"Pawn Sacrifice" tells the true story of American chess champion Bobby Fischer (Tobey Maguire) as he prepares for a legendary match-up against Russian Boris Spassky (Liev Schreiber). (Bleecker Street)

Our first glimpse of Bobby Fischer in “Pawn Sacrifice” is not the chess grandmaster’s proudest moment.

The year is 1972, when Fischer took on Soviet champion Boris Spassky for the world title in Iceland. Fischer, played by Tobey Maguire, is shown ripping apart his Reykjavik hotel suite, looking for listening devices. By the time a handler arrives to check on him, Fischer bears the look of a misbehaving child, sheepish and red-handed amid toppled lamps and torn artwork.

At the movies, at least, there’s no such thing as the ordinary, level-headed genius. Perhaps that trope doesn’t lend itself to compelling drama. But Fischer — yet another cinematic example of the troubled prodigy — is worth spending a couple of hours with.

Part of the appeal is Maguire, who has grown up a lot since portraying milquetoast Peter Parker in one “Spider-Man” sequel too many. Here, he’s a fascinating contradiction, utterly lost one moment and audaciously cocky the next, baiting the press and the whole of the Soviet Union.

Like other smart recent biopics, “Pawn Sacrifice” focuses on a single key period in its subject’s life. By-the-book flashbacks show us Fischer’s 1950s upbringing in Brooklyn, where his mother (Robin Weigert) laments, “If I take the pieces away, he just keeps playing in his head.”

But the story heats up once Fischer decides to make a bid for the championship by unseating the pride of the Soviet Union, Spassky, played by a fantastic Liev Schreiber, who delivers nearly all of his lines in Russian. At first, Spassky appears as the antithesis of Fischer; he’s a cool customer, outfitted in ubiquitous sunglasses and tailed by an intimidating entourage.

Boris Spassky (Liev Schreiber), left, and Bobby Fischer (Tobey Maguire) square off in “Pawn Sacrifice.” (Takashi Seida/Bleecker Street Media)

Fischer, meanwhile, grows more erratic and paranoid as the stakes grow higher. Americans badly want to see this guy from Brooklyn show the Soviet Union who’s boss. But the stress of the match is also a constant challenge for his two handlers: enigmatic lawyer Paul Marshall (Michael Stuhlbarg) and former chess champion Father Bill Lombardy (Peter Sarsgaard).

Fischer’s demands are ever-changing. Suddenly, he wants more money, or he needs the faintly whirring cameras to stop making such a racket, or he wants the audience to be seated at least five feet away from him. “I can hear their thoughts,” Fischer complains, ominously. Then there are his bizarre, anti-Semitic statements — Fischer was Jewish — along with his habit of wearing a paper bag over his head in public.

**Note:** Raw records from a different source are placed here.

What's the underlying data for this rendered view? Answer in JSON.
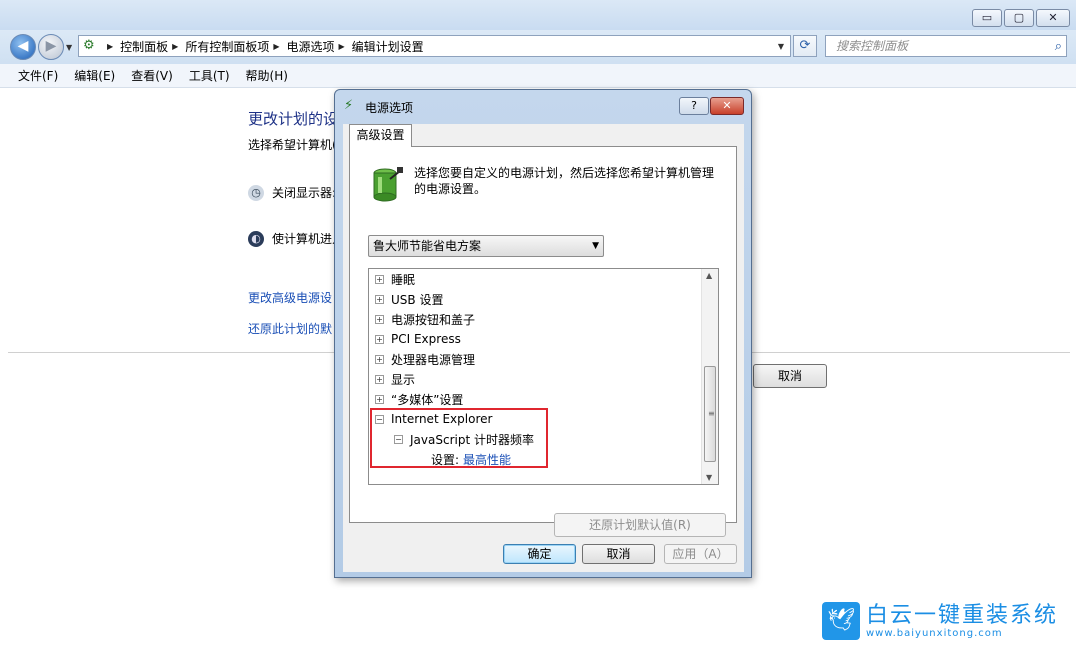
{
  "window": {
    "minimize": "▭",
    "maximize": "▢",
    "close": "✕"
  },
  "nav": {
    "back": "◀",
    "forward": "▶",
    "breadcrumbs": [
      "控制面板",
      "所有控制面板项",
      "电源选项",
      "编辑计划设置"
    ],
    "search_placeholder": "搜索控制面板"
  },
  "menu": [
    "文件(F)",
    "编辑(E)",
    "查看(V)",
    "工具(T)",
    "帮助(H)"
  ],
  "background": {
    "title": "更改计划的设",
    "subtitle": "选择希望计算机(",
    "row1": "关闭显示器:",
    "row2": "使计算机进入",
    "link1": "更改高级电源设",
    "link2": "还原此计划的默",
    "cancel": "取消"
  },
  "dialog": {
    "title": "电源选项",
    "help": "?",
    "close": "✕",
    "tab": "高级设置",
    "description": "选择您要自定义的电源计划，然后选择您希望计算机管理的电源设置。",
    "plan": "鲁大师节能省电方案",
    "tree": [
      {
        "label": "睡眠",
        "expanded": false,
        "level": 0
      },
      {
        "label": "USB 设置",
        "expanded": false,
        "level": 0
      },
      {
        "label": "电源按钮和盖子",
        "expanded": false,
        "level": 0
      },
      {
        "label": "PCI Express",
        "expanded": false,
        "level": 0
      },
      {
        "label": "处理器电源管理",
        "expanded": false,
        "level": 0
      },
      {
        "label": "显示",
        "expanded": false,
        "level": 0
      },
      {
        "label": "“多媒体”设置",
        "expanded": false,
        "level": 0
      },
      {
        "label": "Internet Explorer",
        "expanded": true,
        "level": 0
      },
      {
        "label": "JavaScript 计时器频率",
        "expanded": true,
        "level": 1
      }
    ],
    "setting_label": "设置:",
    "setting_value": "最高性能",
    "restore_button": "还原计划默认值(R)",
    "ok": "确定",
    "cancel": "取消",
    "apply": "应用（A）"
  },
  "watermark": {
    "cn": "白云一键重装系统",
    "en": "www.baiyunxitong.com"
  },
  "colors": {
    "highlight_border": "#e0262f",
    "link": "#1a4fb6"
  }
}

Unlike many biopics, the tragedy doesn’t resolve itself in triumph. Those two poles are inextricably linked, making the story all the more affecting. At one point, Marshall wonders if he should take Fischer to see a doctor. They could, Lombardy reasons, but wouldn’t putting him on medication affect his chess game?

The screenplay by the talented Steven Knight (“Locke,” “Dirty Pretty Things,” “Eastern Promises”) propels the story, weaving bits of humor into the drama. Director Edward Zwick has a firm grasp on atmospherics, putting the audience in Fischer’s place with tight close-ups that verge on the claustrophobic. Peripheral sounds — coughing, murmurs — are amped up, replicating what it must have felt like to be Fischer, who was notoriously hypersensitive to noise.

“Pawn Sacrifice” includes black-and-white and grainy color cinematography, evoking earlier eras. Some instances, however, are more effective than others. It was a clever idea, for example, to splice Maguire’s Fischer into an actual clip of an interview Fischer did with Dick Cavett in 1971. But the obvious effort to emulate old footage — even with the soft focus — is distracting.

Overall, the movie presents a worthy and historical look at the link between genius and mental illness. The whole world was watching as Fischer took on Spassky in 1972, but few realized at the time that Spassky wasn’t Fischer’s true nemesis. His real adversary was himself.

PG-13. At area theaters. Contains brief strong language, some sexual content and historical smoking.
114 minutes.